FORWARD-MARCH Presentation and Q&A
During the webinar, Amie Milunovich, National Coordinator of the FORWARD study, moderated a presentation by Drs. Elizabeth Berry-Kravis and Nicole Tartaglia. Following the presentation was Question and Answer session covering the specifics of the FORWARD study. The panelists shared resources and information while discussing the following topics:
- Next step to FORWARD, a study called FORWARD-MARCH. The FORWARD-MARCH project will collect more detailed information from participants with FXS and add it to the existing FORWARD database. The study will involve in-person standardized assessments to observe cognition, language, behavior, and autism diagnosis.
- Participating clinics can be found on the NFXF website here.
- Eligibility includes a FXS diagnosis and birth year between 2003-2017.
- Participants will receive a summary of their testing results from the assessments (ADOS, SB5 and Vineland 3) and can use these as needed to complement or inform school evaluations, or for other social or disability programming.
- Latest finding from FORWARD data were discussed. Publication results about growth, preventative care, medical problems, seizures, sleep problems, toileting, autism diagnosis, medication use, and other topics were presented.
- FORWARD is helping advance knowledge about Fragile X Syndrome. FORWARD Participation leads to important findings that benefit the community. Publications from FORAWRD data can help:
- Inform health care treatment recommendations.
- Help understand neurodevelopment and behavior patterns in FXS.
- Understand how health and behavior change through childhood and into adulthood.
- Inform Fragile X Treatment and Intervention Recommendation Documents.
- Contribute to medical knowledge and identify new research questions.
Learn More About the Panelists
Elizabeth Berry-Kravis, MD, PhD, is a professor of Pediatrics, Neurological Sciences, Anatomy, and Cell Biology at Rush University Medical Center in Chicago. She attended the University of Notre Dame for her undergraduate studies and the University of Chicago for her medical degree, PhD, and training in pediatric neurology. In 1992, Dr. Berry-Kravis established the Fragile X Clinic and Research Program, through which she provides care to over 700 patients with Fragile X syndrome.
She has studied Fragile X syndrome medical issues, epilepsy, and psychopharmacology, and has been a leader in translational research, including the development of outcome measures and biomarkers, natural history studies, newborn screening, and particularly clinical trials of new targeted treatments.

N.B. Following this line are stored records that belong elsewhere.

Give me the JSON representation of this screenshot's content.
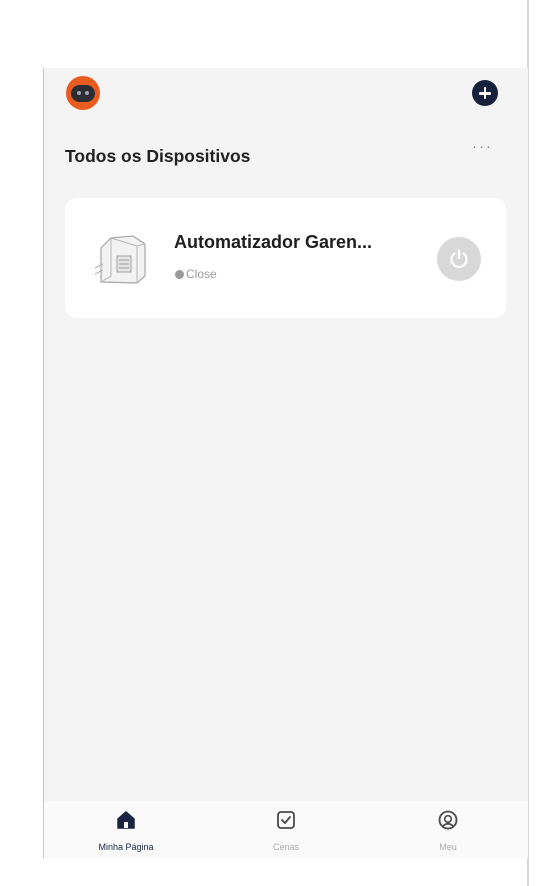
{
  "header": {
    "avatar_icon": "robot-avatar-icon",
    "add_icon": "plus-circle-icon"
  },
  "section": {
    "title": "Todos os Dispositivos",
    "more_label": "···"
  },
  "devices": [
    {
      "name": "Automatizador Garen...",
      "status": "Close",
      "image": "gate-motor-device-icon",
      "power_icon": "power-icon"
    }
  ],
  "tabbar": {
    "tabs": [
      {
        "label": "Minha Página",
        "icon": "home-icon",
        "active": true
      },
      {
        "label": "Cenas",
        "icon": "checkbox-icon",
        "active": false
      },
      {
        "label": "Meu",
        "icon": "user-circle-icon",
        "active": false
      }
    ]
  },
  "colors": {
    "accent": "#16213e",
    "avatar": "#ea5b1f",
    "background": "#f4f4f5",
    "card": "#ffffff",
    "power_off": "#d8d8d8"
  }
}
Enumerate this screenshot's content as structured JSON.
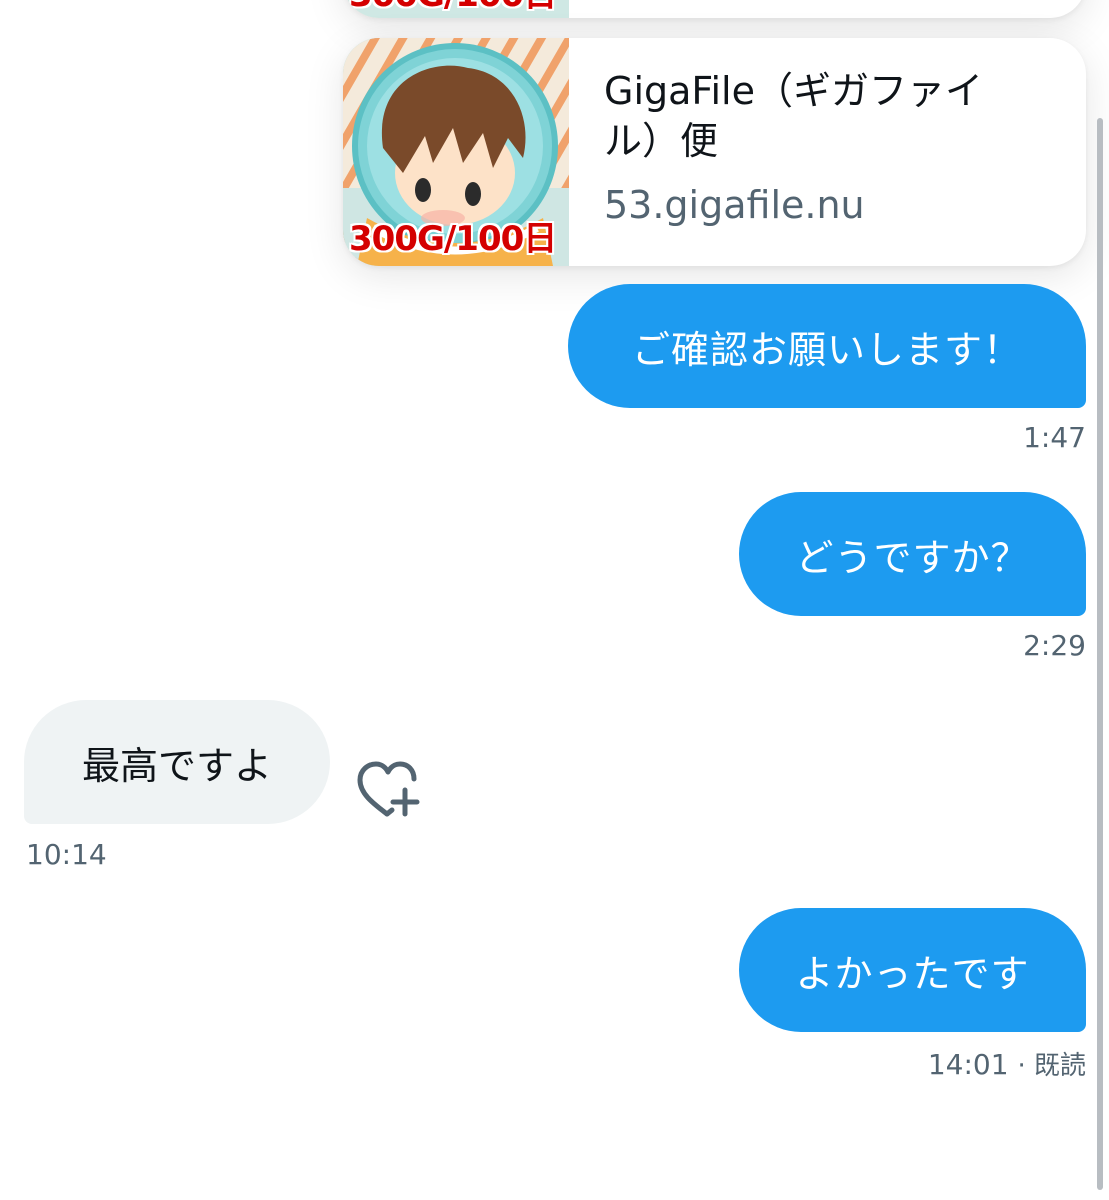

Her laboratory studies cellular roles of the Fragile X protein (FMRP), its relationship to phenotypes, and optimization of genetic testing methods. Dr. Berry-Kravis is also a member of the NFXF’s Clinical Trials Committee.
Nicole Tartaglia, MD, works as faculty for the Colorado School of Medicine at Children’s Hospital Colorado in the Department of Pediatrics Section of Developmental Pediatrics, where she founded and directs the eXtraordinarY Kids Clinic for children and adolescents with sex chromosome disorders, and is also the director of the Denver Fragile X Clinic. In these clinics, she leads multidisciplinary teams that include medical providers, genetic counseling, psychology, speech-language therapy, occupational therapy, nursing, and social work, and collaborates extensively with community providers, therapists, and schools to provide optimal care for these special populations. She also evaluates and treats children with general developmental delays, autism spectrum disorder, ADHD, and other neurogenetic disorders.
She attended university and medical school at the University of Colorado. She completed her training in general pediatrics at Children’s Hospital Los Angeles, and fellowship training in developmental-behavioral pediatrics at the University of California Davis MIND Institute, where her research focused on children and adults with developmental disabilities, chromosomal abnormalities, Fragile X syndrome, and autism spectrum disorder. She also obtained her master’s in clinical investigation from the University of Colorado Graduate School.
Dr. Tartaglia has federally funded research projects evaluating natural history and outcome measures in sex chromosome disorders and Fragile X and collaborates with national networks of clinics to develop best practices for treatments of these conditions. She is also very active in clinical trials of targeted treatment medications for neurobehavioral features and developmental disabilities. Dr. Tartaglia is also a member of the NFXF’s Clinical Trials Committee.